[Frontiers in Bioscience E4, 1404-1419, January 1, 2012]

Inflammatory bowel disease in veterinary medicine

Albert E. Jergens1, Kenneth W. Simpson2

1Department of Veterinary Clinical Sciences, Iowa State University, Ames, Iowa 50010 and 2Department of Clinical Sciences, College of Veterinary Medicine, Cornell University, Ithaca, New York 14853


1. Abstract
2. Introduction
3. Etiopathogenesis of IBD
4. Clinical findings and diagnosis of IBD
4.1. Clinical presentation
4.2. Differential diagnoses
4.3. Fecal examination
4.4. Hematology
4.5. Serum biochemistry and specialized serologies
4.6. Diagnostic imaging
4.7. Endoscopy and mucosal biopsy
4.8. Histopathology of IBD
4.9. Clinical activity indices
5. Treatment of IBD
5.1. Nutritional therapy
5.2. Drug therapy
5.3. Probiotics and prebiotics
6. Biomarkers and outcome assessment in IBD
7. Conclusion and future directions
8. References

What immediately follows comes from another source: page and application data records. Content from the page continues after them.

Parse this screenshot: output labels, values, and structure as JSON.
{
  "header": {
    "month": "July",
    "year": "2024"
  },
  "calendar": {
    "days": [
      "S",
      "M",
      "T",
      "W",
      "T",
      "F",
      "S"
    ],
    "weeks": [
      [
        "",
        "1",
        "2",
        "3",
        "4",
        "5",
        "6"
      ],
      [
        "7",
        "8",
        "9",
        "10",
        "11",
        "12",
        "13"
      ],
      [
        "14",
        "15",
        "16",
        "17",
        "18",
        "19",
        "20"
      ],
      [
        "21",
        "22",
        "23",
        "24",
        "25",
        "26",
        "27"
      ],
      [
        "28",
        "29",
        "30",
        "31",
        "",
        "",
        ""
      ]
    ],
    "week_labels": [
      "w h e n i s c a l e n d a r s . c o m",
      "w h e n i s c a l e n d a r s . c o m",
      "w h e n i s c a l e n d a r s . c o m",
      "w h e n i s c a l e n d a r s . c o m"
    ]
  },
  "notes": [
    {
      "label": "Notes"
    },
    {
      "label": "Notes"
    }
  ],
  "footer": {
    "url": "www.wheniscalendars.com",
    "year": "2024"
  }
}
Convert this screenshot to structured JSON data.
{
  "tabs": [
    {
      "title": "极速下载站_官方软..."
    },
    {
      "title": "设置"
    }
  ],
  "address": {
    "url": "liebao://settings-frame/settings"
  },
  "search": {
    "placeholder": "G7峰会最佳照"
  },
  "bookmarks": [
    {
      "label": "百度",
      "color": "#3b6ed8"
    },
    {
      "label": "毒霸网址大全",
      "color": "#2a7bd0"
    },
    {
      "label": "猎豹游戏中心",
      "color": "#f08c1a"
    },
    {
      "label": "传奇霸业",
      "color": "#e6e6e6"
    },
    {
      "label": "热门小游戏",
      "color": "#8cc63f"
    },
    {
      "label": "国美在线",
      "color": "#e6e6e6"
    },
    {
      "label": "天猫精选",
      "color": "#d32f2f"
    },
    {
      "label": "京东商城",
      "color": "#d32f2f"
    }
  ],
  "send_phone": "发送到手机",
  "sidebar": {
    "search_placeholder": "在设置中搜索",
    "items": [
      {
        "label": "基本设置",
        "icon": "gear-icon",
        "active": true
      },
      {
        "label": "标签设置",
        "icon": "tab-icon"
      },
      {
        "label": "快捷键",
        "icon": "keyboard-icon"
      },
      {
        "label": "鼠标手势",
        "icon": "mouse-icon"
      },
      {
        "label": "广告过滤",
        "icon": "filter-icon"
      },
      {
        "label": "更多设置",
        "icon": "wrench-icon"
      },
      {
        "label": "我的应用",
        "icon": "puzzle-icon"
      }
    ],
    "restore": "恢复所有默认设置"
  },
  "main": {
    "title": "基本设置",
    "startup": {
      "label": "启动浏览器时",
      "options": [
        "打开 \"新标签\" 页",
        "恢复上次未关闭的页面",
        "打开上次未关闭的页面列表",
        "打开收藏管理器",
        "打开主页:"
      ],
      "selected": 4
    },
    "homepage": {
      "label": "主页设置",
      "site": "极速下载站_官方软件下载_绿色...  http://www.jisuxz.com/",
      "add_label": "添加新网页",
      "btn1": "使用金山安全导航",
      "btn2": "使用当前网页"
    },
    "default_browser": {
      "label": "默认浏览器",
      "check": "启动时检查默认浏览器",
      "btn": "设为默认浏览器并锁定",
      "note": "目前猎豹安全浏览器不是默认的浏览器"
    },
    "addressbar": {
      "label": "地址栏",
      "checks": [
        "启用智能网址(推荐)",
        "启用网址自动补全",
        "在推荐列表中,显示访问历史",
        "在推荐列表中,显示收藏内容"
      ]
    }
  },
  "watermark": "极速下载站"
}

Canine and feline inflammatory bowel disease (IBD) denotes a heterogeneous group of idiopathic, chronic, relapsing inflammatory disorders of the gastrointestinal tract that are immunologically-mediated. While their exact etiologies remain unknown, results from basic science and clinical studies suggest that interplay between genetic factors and enteric bacteria are crucial for disease development, owing to abnormal host responses directed against the commensal microbiota. Key clinical signs include vomiting, diarrhea and weight loss, and histopathologic lesions of inflammation may involve the stomach, small intestine, or colon. Recent advances in molecular tools, disease activity indices, and biomarker development now permit objective assessment of IBD severity at diagnosis and in response to various therapies. Treatment of IBD involves both dietary and pharamacologic interventions as well as therapeutic manipulation of the enteric microbiota through the use of antibiotics and soluble fiber (prebiotic) supplements. Here we provide a comprehensive overview on the etiopathogenesis, clinical features, diagnosis strategies, current treatment recommendations, and outcomes from veterinary studies in dogs and cats with IBD. We also offer scientific comparison between human and canine IBD.